    Enter Carl Hubbell.

    In 1934, coming off a season in which he won 23 games and took home NL MVP, Hubbell was the starting pitcher for the NL in the All-Star game.

    Hubbell, who featured a devastating screwball, had the dubious honor of facing an absolutely stacked AL lineup, but he was more than up to the task.
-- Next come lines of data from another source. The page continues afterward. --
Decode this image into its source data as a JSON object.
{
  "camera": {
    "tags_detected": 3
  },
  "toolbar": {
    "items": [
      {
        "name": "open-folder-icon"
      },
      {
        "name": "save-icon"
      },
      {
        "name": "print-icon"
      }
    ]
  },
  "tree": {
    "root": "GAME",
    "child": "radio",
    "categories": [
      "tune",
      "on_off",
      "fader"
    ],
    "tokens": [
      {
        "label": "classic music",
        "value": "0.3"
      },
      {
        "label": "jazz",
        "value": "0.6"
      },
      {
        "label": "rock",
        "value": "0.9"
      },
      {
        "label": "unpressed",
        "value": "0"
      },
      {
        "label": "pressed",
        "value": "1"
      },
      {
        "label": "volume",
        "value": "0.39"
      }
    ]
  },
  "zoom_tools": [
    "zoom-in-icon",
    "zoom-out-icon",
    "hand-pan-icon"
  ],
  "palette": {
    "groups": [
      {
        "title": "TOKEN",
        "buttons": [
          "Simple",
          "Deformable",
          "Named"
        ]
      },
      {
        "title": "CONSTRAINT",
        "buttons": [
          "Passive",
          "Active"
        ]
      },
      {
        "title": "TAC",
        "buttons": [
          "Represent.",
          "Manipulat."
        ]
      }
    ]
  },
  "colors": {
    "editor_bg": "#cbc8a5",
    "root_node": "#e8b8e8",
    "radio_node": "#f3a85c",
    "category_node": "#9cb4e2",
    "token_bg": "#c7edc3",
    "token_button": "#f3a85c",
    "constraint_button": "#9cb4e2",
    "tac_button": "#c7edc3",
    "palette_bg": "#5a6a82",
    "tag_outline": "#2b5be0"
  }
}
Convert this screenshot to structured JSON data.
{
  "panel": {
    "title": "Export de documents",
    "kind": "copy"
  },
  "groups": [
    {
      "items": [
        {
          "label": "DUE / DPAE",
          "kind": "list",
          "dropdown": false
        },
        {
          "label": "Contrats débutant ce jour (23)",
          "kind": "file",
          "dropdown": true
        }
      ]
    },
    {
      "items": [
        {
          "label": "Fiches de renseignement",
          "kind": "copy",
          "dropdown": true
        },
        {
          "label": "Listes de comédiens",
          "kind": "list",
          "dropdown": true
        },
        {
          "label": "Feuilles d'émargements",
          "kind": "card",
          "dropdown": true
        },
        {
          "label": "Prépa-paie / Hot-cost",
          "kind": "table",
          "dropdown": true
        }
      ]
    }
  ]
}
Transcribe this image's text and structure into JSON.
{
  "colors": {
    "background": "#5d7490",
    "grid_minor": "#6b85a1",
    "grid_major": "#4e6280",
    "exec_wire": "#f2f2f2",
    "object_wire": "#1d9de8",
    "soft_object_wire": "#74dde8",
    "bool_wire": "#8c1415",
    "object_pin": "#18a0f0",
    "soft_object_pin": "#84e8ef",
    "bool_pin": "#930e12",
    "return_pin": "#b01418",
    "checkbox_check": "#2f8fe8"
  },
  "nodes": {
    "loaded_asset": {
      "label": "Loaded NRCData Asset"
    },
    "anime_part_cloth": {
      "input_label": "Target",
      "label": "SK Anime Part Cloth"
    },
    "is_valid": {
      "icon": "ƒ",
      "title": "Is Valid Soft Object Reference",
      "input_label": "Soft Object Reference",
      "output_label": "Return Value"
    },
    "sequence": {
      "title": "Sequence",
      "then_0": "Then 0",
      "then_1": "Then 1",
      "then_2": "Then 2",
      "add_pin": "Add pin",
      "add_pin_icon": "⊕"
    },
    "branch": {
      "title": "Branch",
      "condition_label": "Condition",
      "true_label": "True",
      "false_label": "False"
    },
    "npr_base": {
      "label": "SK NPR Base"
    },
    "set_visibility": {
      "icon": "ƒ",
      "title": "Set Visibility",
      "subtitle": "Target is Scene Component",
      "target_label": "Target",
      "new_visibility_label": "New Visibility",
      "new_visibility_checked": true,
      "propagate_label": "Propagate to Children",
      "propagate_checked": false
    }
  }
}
    Starting with the legendary Babe Ruth, Hubbell would strike out five consecutive future Hall of Famers, with Lou Gehrig, Jimmie Foxx, Al Simmons and Joe Cronin following Ruth on the long walk back to the dugout.